Ahh yeh I've done Jacobian determinants before, it didn't click that it applied here.

I'd drawn the circle but for some reason only drew $$\displaystyle y = x$$ for positive values of $$\displaystyle x$$ and $$\displaystyle y$$, that would be where I was going wrong I guess ** Think you mean $$\displaystyle \int_{\frac{\pi}{4}}^{\frac{5\pi}{4}} \cos^2(\theta) \bigg( \int_0^{\sqrt{3}} r \, \, dr\bigg) \, d\theta$$

Anyway on with the integral:

$$\displaystyle \int_{\frac{\pi}{4}}^{\frac{5\pi}{4}} \cos^2(\theta) \bigg( \int_0^{\sqrt{3}} r \, \, dr\bigg) \, d\theta$$

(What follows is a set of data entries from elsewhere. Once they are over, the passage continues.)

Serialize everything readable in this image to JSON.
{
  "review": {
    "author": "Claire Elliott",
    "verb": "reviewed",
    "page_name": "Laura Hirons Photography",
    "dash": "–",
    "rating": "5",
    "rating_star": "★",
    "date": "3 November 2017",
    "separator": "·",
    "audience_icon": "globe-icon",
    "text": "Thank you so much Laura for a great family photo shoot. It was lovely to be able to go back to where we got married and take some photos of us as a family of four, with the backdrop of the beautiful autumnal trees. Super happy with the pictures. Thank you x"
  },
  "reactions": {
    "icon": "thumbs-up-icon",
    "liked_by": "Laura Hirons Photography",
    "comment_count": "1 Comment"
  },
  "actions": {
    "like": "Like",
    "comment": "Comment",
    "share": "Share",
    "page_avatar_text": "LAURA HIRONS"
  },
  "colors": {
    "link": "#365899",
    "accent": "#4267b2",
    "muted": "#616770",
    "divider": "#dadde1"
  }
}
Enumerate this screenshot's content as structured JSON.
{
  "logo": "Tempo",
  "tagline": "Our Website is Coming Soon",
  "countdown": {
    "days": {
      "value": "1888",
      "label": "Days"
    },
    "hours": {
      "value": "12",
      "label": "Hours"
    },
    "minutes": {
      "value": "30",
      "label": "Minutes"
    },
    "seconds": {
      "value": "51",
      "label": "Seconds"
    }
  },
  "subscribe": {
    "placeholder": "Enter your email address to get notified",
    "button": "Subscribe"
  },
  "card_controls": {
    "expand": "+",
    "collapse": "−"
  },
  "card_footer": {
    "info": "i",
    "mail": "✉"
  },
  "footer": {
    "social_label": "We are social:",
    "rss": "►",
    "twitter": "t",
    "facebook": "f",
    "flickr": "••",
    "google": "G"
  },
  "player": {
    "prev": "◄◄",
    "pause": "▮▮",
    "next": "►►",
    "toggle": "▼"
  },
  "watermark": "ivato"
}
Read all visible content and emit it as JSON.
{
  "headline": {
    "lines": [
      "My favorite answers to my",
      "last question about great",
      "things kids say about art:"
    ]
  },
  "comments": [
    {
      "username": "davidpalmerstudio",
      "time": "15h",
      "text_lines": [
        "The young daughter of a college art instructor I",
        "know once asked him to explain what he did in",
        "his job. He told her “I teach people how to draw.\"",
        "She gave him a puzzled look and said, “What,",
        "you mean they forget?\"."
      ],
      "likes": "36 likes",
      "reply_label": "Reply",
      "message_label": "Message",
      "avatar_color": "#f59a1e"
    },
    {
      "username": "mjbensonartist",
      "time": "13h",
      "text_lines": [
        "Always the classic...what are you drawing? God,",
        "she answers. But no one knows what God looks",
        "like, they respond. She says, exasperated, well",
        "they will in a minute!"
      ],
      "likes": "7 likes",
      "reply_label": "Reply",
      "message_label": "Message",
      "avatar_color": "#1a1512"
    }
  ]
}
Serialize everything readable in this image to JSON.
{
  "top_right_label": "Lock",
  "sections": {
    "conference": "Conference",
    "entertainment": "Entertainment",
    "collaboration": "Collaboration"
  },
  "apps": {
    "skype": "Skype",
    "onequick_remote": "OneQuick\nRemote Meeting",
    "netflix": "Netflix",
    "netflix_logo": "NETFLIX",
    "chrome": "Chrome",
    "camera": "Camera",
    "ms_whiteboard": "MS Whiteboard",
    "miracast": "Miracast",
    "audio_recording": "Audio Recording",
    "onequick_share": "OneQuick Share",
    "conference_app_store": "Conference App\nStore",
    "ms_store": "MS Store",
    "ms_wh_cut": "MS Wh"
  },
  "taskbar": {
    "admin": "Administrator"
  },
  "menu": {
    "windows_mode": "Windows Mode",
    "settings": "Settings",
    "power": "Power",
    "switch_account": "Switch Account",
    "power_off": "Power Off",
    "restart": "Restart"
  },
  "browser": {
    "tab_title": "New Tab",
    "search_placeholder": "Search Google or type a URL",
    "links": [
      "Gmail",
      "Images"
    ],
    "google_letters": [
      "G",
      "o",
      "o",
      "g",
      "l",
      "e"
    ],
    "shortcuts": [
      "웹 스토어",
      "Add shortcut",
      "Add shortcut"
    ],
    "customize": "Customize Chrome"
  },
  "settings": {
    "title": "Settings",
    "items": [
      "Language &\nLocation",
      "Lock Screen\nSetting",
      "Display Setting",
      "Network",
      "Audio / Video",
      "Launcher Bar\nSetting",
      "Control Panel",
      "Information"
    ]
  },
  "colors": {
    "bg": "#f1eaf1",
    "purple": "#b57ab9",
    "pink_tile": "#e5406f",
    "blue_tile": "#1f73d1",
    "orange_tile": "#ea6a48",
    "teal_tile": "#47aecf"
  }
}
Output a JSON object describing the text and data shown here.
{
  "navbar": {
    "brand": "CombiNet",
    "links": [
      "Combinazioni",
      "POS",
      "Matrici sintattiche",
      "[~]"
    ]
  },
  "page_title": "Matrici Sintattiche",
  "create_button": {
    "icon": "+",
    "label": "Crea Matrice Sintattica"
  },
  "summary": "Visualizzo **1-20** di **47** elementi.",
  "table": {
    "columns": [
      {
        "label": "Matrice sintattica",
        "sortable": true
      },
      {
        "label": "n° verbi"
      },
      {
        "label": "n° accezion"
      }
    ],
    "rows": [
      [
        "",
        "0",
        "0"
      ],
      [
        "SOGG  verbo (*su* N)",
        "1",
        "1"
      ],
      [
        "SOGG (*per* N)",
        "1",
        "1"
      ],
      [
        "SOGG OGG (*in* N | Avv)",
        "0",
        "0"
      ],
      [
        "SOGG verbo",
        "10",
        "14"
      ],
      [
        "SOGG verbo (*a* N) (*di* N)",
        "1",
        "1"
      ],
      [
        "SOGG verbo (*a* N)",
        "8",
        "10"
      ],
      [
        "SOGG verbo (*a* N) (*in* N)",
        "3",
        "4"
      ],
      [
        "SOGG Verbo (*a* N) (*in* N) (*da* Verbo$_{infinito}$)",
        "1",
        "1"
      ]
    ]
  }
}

$$\displaystyle \int_{\frac{\pi}{4}}^{\frac{5\pi}{4}} \cos^2(\theta) \bigg[ \frac{r^2}{2} \bigg]_0^{\sqrt{3}} \, d\theta$$ = $$\displaystyle \frac{3}{2}\int_{\frac{\pi}{4}}^{\frac{5\pi}{4}} \frac{1}{2}(1 + \cos{2\theta}) \, d\theta$$ =

$$\displaystyle \frac{3}{4}\bigg[1 + \cos{2\theta}\bigg]_{\frac{\pi}{4}}^{\frac{5\pi}{4}}$$ = $$\displaystyle \frac{3}{4}(\pi)$$ = $$\displaystyle \frac{3\pi}{4}$$

Thanks a lot for the help!
I don't think you're performed that integration properly, have you?

The integral of $$\displaystyle 1 + \cos(2\theta)$$ is $$\displaystyle \theta + \frac{1}{2}\sin(2\theta)$$.

#### AllanCuz

Thanks a lot for the image, I'd forgot to draw the whole of the line $$\displaystyle y=x$$!

Thanks a lot for the reply, really helped.
I messed up my bounds for theta. I thought the question said $$\displaystyle y = x$$ but in fact, we want $$\displaystyle y \ge x$$ which is the area inside the circle and to the left of the line. My post has been edited to explain the angles. Sorry about that #### craig

I don't think you're performed that integration properly, have you?
Yes & no. I did the integration properly, just forgot to update the latex code...oops.

Edited my above working now, sorry about that.

#### craig

I messed up my bounds for theta. I thought the question said $$\displaystyle y = x$$ but in fact, we want $$\displaystyle y \ge x$$ which is the area inside the circle and to the left of the line. My post has been edited to explain the angles. Sorry about that Haha thought that was what you meant, thanks again for the reply.